◆ Record set:
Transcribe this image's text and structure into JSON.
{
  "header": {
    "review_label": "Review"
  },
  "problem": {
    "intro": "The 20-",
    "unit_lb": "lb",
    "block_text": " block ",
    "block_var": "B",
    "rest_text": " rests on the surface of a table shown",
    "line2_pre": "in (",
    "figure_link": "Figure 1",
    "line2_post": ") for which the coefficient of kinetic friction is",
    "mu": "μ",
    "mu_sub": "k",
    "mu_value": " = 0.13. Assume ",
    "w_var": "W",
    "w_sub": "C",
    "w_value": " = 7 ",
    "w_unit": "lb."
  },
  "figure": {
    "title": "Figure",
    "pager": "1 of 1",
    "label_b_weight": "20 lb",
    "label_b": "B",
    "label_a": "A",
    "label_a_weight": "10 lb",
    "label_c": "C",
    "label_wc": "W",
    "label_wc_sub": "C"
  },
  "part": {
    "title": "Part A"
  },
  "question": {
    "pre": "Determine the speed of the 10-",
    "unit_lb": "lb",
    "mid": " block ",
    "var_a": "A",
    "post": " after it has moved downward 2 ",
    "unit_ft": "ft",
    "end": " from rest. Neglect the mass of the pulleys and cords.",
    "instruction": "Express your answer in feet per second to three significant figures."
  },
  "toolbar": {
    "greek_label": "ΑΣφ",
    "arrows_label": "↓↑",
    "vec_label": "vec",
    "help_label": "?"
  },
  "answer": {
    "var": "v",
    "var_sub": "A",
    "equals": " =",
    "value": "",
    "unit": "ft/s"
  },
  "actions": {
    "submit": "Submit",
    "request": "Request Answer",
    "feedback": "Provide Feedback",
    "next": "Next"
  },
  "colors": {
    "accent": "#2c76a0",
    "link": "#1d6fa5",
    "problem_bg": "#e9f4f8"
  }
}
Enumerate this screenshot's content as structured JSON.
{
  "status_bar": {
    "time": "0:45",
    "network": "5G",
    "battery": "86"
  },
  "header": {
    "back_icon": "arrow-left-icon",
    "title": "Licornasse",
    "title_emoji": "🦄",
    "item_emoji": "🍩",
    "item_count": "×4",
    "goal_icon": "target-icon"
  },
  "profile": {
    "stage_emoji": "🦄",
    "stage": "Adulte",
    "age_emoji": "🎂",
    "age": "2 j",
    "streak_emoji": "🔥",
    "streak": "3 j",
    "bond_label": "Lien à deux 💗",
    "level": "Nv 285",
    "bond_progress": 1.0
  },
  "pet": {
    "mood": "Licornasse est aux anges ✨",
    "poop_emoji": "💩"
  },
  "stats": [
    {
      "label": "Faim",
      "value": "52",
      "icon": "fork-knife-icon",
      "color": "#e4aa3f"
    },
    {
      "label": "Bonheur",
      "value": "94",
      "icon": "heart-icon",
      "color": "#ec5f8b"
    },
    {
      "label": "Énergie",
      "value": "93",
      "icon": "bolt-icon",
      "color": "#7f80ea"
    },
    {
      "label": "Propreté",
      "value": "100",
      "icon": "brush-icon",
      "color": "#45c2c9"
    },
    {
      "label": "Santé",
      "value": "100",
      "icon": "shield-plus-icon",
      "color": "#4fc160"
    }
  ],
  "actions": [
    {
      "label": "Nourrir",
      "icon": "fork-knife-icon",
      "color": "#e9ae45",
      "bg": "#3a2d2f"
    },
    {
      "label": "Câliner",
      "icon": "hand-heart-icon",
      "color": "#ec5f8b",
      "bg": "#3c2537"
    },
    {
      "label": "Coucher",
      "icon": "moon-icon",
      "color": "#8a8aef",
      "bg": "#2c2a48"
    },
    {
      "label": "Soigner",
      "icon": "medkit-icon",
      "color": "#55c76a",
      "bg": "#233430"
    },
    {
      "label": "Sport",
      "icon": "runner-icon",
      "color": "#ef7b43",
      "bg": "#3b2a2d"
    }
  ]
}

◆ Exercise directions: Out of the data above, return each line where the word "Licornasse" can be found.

◆ Task solution:
    "title": "Licornasse",
    "mood": "Licornasse est aux anges ✨",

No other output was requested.